  2. katboxjanitor says

    I am glad I pounced over! This is a really great reminder of the closely interlinked nature of Nature!
    They are fascinating and necessary, as illustrated with the wildlife specialist’s story.

    I have yet to handle any snakes, but I know better than to harm them and if one were deadly and in a heavily populated space, I would call a wildlife specialist who could relocate it…

  3. Many years ago I was returning home late at night when I saw a long, dark object in the street ahead of me. At first i thought it was a fallen tree branch, but then I noticed it was slowly moving. it was a snake, and a rather large one. I suppose most people might have driven over it and killed it, but I waited in my car until it had crossed the road. I like to believe, we were both lucky that night – I was, for getting to see the snake, and the snake was, because it was me who saw it.

  4. Pack Leader says

    Great picture! It makes me sad that snakes get such a bad rap. I don’t particularly love them, but I sure appreciate all they do for us!

  5. Pet News and Views says

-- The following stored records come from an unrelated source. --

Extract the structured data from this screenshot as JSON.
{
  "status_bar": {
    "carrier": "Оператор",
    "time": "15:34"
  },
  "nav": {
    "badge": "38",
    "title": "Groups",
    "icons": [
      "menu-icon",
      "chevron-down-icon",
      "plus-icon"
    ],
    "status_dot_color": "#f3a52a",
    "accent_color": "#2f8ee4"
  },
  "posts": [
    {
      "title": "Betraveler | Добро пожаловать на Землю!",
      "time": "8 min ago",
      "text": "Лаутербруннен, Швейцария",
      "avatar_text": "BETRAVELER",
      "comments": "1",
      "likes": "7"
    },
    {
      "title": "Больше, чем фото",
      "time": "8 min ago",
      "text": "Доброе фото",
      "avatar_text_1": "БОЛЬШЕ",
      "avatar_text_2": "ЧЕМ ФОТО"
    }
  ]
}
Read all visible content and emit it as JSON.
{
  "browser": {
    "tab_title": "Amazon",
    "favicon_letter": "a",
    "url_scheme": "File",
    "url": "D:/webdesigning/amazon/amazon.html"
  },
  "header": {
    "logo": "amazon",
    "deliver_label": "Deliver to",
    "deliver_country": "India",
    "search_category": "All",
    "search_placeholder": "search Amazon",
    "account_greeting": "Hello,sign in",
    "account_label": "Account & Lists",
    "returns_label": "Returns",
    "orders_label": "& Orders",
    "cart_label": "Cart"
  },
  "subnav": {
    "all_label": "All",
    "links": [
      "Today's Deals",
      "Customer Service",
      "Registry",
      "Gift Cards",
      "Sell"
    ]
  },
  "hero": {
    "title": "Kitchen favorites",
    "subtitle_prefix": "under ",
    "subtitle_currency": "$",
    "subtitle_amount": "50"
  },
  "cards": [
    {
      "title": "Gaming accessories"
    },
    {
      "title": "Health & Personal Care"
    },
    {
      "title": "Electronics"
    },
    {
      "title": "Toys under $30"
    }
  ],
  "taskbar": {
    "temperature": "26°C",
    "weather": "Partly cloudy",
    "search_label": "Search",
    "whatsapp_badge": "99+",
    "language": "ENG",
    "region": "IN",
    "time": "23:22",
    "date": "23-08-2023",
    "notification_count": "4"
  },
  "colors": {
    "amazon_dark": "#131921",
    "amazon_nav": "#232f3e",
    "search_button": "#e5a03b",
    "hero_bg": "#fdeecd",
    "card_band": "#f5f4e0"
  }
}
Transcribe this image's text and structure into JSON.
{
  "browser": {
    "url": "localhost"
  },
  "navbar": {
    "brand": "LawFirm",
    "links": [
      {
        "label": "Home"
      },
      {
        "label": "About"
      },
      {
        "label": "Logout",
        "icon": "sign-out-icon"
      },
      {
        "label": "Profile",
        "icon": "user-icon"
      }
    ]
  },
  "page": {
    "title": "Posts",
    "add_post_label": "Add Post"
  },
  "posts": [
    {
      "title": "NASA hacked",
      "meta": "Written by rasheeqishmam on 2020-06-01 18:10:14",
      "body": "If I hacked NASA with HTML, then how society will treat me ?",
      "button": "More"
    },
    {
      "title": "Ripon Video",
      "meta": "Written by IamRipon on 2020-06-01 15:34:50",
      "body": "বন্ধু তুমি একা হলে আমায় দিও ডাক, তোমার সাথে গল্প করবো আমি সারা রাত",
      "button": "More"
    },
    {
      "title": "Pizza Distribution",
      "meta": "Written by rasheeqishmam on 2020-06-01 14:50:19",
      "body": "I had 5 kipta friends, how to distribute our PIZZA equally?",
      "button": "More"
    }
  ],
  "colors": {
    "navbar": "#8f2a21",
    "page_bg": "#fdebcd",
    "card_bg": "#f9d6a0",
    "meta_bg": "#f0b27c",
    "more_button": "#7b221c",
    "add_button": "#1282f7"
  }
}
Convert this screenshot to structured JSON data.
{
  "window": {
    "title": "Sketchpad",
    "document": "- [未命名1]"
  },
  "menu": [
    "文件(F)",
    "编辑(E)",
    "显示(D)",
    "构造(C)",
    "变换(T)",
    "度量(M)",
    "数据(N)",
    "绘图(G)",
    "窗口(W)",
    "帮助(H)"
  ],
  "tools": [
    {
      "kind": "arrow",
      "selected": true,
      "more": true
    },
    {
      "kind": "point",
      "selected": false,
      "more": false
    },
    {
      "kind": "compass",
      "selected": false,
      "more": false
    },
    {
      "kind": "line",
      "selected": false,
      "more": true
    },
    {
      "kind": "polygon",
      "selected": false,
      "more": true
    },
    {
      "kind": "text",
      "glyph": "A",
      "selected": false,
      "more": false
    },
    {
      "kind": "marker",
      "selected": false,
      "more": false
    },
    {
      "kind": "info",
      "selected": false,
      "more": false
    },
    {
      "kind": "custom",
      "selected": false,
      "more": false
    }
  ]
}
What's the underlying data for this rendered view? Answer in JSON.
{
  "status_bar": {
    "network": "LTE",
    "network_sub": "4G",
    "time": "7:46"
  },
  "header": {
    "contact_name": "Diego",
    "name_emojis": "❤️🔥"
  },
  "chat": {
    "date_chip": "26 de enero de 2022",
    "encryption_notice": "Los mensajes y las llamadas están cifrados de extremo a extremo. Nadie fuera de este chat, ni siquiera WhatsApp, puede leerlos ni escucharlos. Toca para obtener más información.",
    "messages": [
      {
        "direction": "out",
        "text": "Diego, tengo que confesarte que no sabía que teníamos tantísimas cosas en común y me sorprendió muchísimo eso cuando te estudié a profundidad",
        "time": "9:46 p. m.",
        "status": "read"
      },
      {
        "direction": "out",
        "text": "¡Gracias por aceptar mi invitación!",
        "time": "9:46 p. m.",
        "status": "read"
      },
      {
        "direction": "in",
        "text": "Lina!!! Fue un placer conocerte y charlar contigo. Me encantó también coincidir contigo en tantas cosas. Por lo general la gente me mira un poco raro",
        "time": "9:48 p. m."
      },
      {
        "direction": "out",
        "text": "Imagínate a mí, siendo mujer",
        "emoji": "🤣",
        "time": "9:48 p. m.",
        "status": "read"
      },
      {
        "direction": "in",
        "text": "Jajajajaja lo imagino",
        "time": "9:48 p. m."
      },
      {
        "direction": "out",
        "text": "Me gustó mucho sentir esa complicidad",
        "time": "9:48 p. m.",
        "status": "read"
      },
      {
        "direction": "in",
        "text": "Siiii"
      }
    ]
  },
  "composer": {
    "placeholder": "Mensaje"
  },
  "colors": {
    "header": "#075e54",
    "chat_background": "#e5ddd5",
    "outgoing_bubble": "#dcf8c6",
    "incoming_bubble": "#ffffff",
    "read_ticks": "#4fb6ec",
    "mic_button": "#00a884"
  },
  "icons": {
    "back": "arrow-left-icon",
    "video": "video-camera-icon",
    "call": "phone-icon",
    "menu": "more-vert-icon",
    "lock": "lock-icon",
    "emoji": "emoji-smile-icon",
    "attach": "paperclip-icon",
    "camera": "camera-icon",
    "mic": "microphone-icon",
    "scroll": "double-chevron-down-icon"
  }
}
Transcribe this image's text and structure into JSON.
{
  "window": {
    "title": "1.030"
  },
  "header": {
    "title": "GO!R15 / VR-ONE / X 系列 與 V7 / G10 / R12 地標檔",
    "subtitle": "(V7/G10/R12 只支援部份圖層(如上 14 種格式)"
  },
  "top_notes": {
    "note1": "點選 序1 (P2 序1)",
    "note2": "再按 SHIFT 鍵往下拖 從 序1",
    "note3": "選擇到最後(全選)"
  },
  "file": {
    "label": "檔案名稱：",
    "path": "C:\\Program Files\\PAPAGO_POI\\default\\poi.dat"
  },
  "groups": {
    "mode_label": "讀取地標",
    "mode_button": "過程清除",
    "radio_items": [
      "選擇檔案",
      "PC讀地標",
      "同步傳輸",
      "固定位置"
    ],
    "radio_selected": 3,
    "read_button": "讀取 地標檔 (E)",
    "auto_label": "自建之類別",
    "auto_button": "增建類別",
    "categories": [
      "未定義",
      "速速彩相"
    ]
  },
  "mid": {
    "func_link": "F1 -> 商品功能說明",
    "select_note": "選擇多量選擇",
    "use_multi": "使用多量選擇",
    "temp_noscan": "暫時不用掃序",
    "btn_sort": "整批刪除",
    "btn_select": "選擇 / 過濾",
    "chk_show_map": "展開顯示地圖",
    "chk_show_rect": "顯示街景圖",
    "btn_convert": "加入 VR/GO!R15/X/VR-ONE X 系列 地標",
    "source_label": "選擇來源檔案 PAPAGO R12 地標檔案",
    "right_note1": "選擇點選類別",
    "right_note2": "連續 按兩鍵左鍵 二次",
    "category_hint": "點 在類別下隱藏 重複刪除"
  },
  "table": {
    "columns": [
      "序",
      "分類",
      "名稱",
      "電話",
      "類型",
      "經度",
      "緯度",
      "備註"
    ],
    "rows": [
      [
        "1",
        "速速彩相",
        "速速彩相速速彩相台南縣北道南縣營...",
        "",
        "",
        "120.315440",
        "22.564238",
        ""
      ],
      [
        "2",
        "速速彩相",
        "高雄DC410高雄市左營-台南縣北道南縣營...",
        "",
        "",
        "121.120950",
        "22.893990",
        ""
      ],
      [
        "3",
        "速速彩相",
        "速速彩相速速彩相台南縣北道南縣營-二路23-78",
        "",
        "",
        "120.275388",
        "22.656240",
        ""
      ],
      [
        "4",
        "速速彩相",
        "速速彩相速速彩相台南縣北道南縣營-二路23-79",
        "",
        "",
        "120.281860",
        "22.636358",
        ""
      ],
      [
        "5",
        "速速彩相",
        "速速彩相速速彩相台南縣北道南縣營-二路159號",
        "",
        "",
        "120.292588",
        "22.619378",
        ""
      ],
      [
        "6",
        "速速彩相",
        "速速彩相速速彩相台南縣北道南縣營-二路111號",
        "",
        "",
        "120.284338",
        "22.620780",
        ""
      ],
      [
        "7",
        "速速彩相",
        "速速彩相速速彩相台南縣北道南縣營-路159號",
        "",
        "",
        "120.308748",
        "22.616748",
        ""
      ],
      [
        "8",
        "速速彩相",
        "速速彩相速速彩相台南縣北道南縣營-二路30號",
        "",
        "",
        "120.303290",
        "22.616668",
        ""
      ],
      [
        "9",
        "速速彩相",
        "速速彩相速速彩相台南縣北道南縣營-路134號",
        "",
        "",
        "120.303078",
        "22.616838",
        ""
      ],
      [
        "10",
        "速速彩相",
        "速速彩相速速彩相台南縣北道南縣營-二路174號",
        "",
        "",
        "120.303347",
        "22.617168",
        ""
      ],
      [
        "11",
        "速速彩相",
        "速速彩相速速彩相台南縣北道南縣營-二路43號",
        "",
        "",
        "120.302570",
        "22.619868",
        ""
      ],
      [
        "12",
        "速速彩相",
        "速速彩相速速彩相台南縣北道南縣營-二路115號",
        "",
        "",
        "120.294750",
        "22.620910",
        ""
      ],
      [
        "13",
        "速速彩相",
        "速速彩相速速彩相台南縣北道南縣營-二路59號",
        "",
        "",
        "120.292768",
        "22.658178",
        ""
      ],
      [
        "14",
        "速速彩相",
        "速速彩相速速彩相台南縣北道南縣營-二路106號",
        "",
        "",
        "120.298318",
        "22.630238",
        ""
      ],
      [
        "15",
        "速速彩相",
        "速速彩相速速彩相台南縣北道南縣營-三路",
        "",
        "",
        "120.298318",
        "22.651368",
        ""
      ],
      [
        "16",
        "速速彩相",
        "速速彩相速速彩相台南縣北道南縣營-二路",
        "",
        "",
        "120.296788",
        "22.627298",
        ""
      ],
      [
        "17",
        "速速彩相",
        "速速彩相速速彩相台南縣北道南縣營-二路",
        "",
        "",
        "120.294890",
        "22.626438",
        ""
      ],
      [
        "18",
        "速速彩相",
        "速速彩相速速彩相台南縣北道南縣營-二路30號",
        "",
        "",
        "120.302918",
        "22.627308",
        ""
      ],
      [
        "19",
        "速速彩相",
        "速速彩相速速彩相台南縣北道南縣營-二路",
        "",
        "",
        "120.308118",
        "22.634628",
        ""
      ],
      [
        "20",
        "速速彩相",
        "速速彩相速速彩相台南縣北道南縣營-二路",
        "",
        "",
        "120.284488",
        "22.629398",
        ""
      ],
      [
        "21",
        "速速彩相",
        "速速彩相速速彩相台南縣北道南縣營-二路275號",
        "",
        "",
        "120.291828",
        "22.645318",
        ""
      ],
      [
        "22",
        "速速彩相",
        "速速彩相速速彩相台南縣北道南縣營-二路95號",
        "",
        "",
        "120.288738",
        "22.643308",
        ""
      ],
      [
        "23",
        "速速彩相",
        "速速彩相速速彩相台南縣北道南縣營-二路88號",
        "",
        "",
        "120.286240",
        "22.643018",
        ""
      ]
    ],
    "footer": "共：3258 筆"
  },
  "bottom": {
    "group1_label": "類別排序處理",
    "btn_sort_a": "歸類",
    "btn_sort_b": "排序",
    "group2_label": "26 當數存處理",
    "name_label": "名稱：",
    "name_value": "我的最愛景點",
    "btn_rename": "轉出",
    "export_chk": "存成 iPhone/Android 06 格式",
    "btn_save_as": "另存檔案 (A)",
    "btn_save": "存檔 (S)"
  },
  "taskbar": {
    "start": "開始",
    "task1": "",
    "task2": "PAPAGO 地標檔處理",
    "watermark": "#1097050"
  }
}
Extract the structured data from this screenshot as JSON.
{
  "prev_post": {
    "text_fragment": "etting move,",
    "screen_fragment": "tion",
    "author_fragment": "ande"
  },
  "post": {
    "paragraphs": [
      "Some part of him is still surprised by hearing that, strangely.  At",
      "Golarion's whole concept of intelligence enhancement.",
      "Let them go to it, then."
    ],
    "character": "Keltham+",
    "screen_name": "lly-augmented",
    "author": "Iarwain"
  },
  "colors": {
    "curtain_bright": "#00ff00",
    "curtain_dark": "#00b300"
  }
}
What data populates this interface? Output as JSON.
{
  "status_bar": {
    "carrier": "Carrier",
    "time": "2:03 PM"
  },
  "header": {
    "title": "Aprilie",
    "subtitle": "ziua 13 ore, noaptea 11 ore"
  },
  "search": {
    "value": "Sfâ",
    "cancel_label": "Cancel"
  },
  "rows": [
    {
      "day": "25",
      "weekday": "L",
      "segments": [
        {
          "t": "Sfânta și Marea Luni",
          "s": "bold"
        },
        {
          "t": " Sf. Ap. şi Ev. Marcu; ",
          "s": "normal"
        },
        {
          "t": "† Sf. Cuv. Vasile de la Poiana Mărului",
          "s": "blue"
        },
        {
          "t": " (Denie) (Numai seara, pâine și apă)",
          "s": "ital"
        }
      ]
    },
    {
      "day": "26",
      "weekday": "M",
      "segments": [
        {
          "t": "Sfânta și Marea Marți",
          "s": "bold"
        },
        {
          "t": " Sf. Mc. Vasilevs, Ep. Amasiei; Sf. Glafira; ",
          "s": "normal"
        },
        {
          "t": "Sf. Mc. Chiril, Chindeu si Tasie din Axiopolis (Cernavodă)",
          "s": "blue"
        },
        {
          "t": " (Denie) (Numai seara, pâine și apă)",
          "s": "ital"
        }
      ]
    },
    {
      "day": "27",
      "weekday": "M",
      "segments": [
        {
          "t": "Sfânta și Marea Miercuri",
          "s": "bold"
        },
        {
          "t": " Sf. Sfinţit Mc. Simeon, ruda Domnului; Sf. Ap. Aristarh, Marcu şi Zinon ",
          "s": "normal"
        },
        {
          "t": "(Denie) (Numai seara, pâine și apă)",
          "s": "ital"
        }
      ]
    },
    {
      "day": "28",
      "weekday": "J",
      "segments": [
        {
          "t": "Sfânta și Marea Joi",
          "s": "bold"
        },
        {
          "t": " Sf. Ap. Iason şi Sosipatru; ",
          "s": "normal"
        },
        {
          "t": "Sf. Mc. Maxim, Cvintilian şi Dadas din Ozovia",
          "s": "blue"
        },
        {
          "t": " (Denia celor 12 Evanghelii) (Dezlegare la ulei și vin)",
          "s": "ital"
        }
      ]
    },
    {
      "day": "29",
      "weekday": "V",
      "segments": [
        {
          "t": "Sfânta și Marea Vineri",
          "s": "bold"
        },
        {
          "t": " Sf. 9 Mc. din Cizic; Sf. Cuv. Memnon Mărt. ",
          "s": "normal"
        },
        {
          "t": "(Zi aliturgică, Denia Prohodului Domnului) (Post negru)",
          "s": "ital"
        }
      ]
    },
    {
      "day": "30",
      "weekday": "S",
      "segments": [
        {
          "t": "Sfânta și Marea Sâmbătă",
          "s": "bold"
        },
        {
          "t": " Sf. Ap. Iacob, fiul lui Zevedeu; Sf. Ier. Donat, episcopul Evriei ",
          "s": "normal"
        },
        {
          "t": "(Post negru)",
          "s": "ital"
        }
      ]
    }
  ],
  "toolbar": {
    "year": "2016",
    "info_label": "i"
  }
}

    Thanks for defending these necessary creatures. When I was a kid, I volunteered at the Central Park Zoo in NYC, and got to handle the boa constrictors. It was the coolest feeling handling them, and giving talks about them. I think they are beautiful because of their colorful patterns. And, as you mentioned, they control rodents and insects.